There is a discussion that seems to come up time and time again at various facilities. Somebody buys a balance sets it up, and is ready to go, and QA comes in and there’s a conversation that goes something like this:
QA: What’s this?
Balance Owner: Our new balance, we just had it calibrated and we’re ready to go.
QA: Hmm, is this for GMP use?
Balance Owner: Yes, its a replacement for the other one that got damaged. Same model and all that.
QA: Ok, well, don’t forget to do the assessment and the validation work before using it for GMP work.
Balance Owner: That’s a good one! Its just a balance, and its calibrated, so we should be good to go with our weight checks.
And the discussion deteriorates from there until everybody understands each other and things are amicably resolved. (Spoiler alert: QA usually wins).
A similar discussion is common regarding movement of balances from one location to another. Should there be a change control?
I am very sympathetic to the arguments of the balance owner, but I think that ultimately, the QA position is often correct. In the first place, virtually any item that could be used for GMP support should be, at the very least, assessed and assigned an ID number. This ID number then starts a file that contains that assessment and provides traceability to any future work. Of course, this would also be used in the GMP CMMS system (which may include Calibration Management, Maintenance Management, and/or Validation Management). In some cases, GMP CMMS software includes a simple form for this assessment.
If the assessment determines that calibration, validation, or maintenance are not required, then that’s great, and the rationale is documented in the file and software, in case the question comes up in the future. This is typical for some non-GMP related equipment. This doesn’t prevent the user from performing validation and maintenance, but does allow significantly more flexibility.
If the assessment determines that calibration, validation, or maintenance are required then there are further steps. Since the subject of this article is “validation” of balances, let’s assume that the calibration and maintenance are handled separately and consider why a calibration would not be sufficient and why a validation (and change control) may be required.
There are many issues with regard to the balance operation that are addressed by periodic calibration weight checks. However, there are several that may not be. A brief validation protocol can address some of the following issues not included in a typical calibration (keeping in mind that there is a wide range of tasks that may be included in a calibration, depending on who is performing it, and that some are more comprehensive than others).
Some of the issues that may apply but may not be addressed by a calibration and likely would require some validation work include:

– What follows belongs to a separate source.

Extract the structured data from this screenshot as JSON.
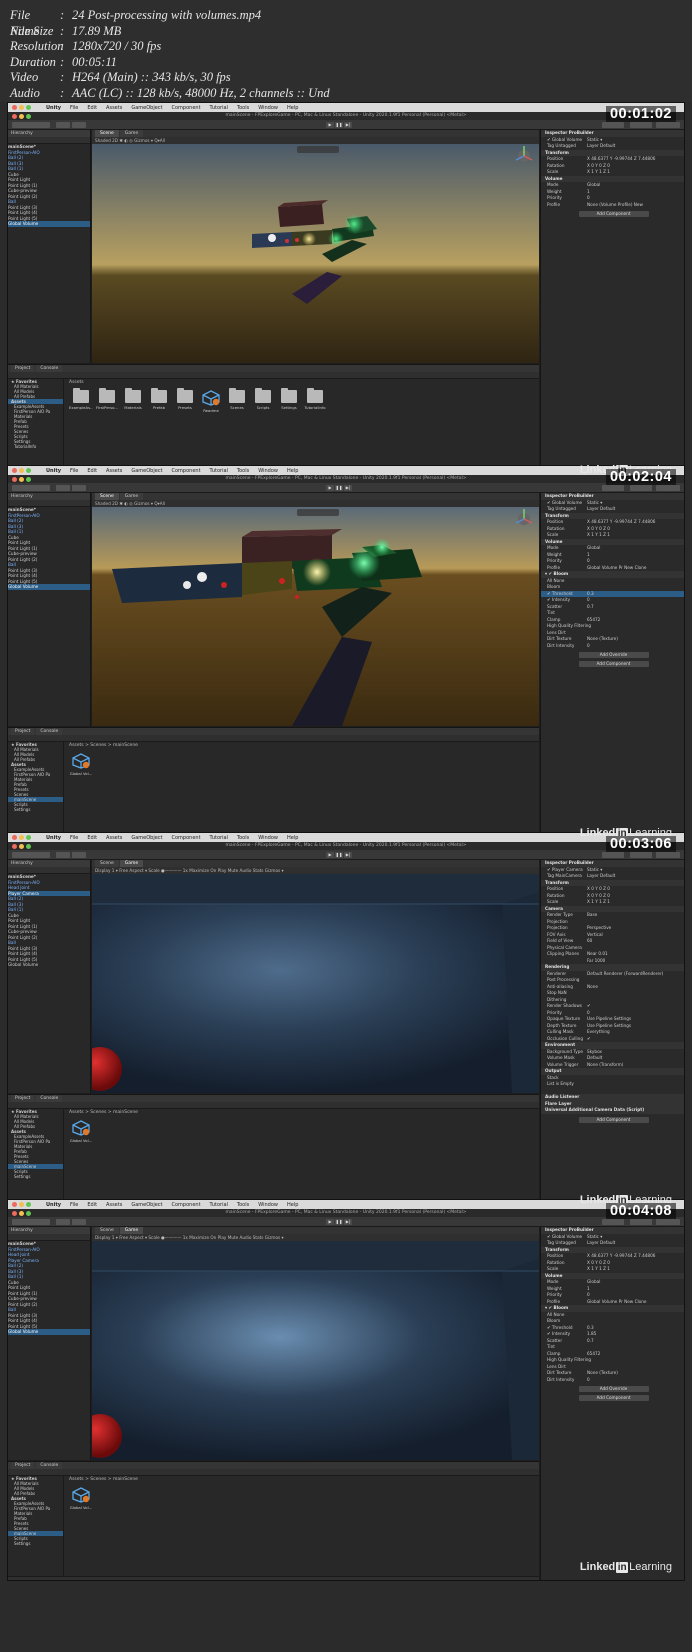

Most balances these days have self check systems of various levels of sophistication that provide some degree of confidence that the system is operating correctly. Weight checking does significantly reduce the opportunity for problems to remain undetected.
During the initial assessment, each balance can be evaluated to determine if a validation is required to provide a high degree of confidence that the system is installed and operates correctly and in a manner consistent with its intended use. If not, then it is appropriate to do further validation work and change controls as determined by the assessment. Then all this work can be tracked in your GMP and 21CFR11 compliant calibration, validation, and/or maintenance management program and life is good!